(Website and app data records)
-=-=-=-=-

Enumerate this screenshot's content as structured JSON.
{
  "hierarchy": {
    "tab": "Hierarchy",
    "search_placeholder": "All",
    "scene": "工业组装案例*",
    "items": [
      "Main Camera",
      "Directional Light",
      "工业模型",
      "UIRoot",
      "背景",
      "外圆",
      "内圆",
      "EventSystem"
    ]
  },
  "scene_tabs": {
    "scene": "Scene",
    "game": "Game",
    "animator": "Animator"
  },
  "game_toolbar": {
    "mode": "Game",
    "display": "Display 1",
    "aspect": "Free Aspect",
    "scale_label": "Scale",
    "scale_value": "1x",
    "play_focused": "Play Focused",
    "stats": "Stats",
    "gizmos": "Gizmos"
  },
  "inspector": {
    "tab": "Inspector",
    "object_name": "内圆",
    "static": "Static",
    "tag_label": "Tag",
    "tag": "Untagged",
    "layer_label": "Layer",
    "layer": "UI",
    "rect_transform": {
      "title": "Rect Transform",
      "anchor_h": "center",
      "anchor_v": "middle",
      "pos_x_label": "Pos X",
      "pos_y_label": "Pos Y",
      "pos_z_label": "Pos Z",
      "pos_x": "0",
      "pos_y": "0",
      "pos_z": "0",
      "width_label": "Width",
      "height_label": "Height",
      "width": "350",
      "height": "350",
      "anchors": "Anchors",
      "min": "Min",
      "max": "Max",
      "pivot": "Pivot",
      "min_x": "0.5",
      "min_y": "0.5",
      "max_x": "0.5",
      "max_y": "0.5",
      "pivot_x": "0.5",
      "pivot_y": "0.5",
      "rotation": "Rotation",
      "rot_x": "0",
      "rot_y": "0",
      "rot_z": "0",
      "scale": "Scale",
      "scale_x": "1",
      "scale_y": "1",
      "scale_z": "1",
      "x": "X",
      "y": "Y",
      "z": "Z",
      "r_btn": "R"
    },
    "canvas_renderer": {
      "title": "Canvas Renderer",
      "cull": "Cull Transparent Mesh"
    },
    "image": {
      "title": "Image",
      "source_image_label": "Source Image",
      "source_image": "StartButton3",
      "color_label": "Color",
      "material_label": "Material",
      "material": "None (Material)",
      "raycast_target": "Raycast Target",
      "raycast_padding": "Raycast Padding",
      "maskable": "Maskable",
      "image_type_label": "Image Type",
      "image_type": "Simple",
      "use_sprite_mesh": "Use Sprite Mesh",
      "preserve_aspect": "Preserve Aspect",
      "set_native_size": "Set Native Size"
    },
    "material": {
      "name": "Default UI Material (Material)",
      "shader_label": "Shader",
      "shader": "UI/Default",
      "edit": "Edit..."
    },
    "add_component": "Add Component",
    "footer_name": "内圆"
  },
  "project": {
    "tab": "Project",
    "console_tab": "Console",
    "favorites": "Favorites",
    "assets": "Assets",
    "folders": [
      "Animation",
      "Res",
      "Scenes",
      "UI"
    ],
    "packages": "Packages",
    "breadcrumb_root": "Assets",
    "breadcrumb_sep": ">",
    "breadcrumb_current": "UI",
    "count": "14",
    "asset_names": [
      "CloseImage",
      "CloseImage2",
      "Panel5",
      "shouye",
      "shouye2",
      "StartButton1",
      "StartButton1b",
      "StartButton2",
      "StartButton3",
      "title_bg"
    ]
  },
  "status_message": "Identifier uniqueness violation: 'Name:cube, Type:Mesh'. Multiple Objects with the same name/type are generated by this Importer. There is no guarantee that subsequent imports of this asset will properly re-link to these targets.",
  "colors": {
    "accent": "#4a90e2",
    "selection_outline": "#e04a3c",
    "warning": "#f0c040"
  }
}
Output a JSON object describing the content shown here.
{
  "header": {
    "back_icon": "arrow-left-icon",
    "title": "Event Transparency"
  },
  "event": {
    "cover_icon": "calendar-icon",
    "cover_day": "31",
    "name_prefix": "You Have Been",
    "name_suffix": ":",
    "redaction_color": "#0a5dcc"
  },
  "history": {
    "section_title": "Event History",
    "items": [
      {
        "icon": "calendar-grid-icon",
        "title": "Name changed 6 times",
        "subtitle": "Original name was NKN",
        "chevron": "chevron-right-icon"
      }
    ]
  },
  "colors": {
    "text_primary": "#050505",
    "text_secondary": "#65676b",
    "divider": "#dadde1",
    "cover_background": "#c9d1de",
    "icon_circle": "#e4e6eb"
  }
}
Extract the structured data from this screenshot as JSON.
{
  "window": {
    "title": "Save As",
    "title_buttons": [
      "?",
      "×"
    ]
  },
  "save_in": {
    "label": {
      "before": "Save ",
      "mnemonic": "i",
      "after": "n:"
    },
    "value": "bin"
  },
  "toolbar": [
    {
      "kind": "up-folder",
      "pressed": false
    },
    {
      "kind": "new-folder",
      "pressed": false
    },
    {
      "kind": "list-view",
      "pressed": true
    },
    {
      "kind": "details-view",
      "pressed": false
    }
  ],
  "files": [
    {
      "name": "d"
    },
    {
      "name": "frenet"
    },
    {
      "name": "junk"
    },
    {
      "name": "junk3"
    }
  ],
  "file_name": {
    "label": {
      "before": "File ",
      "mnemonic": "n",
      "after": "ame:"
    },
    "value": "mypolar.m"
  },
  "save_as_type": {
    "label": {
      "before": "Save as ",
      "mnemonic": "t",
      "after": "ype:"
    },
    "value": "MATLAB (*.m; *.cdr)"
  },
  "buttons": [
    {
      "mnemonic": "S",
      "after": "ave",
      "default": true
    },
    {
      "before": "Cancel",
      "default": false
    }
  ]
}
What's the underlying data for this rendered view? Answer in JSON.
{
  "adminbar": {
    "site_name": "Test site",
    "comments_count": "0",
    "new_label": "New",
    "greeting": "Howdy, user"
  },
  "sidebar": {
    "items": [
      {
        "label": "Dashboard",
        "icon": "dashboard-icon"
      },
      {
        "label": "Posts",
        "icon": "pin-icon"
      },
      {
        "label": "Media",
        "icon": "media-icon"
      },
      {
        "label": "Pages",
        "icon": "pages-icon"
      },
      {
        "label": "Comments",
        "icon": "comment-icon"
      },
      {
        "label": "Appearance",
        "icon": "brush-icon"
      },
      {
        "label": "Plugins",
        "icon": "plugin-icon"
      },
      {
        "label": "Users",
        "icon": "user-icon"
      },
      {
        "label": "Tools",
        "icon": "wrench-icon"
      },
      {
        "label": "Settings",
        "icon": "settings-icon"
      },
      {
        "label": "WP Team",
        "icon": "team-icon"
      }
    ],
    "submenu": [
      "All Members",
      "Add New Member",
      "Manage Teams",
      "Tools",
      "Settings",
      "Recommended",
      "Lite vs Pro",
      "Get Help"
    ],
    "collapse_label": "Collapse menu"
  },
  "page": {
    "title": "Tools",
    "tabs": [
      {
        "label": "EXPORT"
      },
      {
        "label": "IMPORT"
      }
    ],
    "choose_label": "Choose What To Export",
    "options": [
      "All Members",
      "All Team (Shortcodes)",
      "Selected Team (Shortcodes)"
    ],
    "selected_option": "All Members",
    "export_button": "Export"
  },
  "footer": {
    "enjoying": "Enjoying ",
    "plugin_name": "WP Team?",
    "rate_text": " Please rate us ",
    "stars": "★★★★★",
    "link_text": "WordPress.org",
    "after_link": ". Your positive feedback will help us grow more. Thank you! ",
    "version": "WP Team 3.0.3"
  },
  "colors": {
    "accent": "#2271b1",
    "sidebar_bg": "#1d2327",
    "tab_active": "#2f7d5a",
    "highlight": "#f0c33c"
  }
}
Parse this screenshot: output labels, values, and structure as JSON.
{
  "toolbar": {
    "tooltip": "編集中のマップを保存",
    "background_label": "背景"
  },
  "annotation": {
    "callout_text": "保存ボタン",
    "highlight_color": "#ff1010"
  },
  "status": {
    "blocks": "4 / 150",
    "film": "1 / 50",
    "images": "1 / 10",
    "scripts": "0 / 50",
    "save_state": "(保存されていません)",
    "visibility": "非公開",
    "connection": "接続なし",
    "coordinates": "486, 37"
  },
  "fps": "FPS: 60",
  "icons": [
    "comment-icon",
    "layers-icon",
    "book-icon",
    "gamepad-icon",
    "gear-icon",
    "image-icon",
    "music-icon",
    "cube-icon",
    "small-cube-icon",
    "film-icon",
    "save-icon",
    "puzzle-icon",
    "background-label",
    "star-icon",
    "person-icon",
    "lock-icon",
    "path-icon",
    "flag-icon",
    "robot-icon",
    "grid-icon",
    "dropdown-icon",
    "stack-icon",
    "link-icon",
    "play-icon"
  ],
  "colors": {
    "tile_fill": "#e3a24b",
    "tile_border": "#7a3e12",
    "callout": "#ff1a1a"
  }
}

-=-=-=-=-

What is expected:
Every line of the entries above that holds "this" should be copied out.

Task solution:
Enumerate this screenshot's content as structured JSON.
  "status_message": "Identifier uniqueness violation: 'Name:cube, Type:Mesh'. Multiple Objects with the same name/type are generated by this Importer. There is no guarantee that subsequent imports of this asset will properly re-link to these targets.",
Extract the structured data from this screenshot as JSON.
What's the underlying data for this rendered view? Answer in JSON.
Parse this screenshot: output labels, values, and structure as JSON.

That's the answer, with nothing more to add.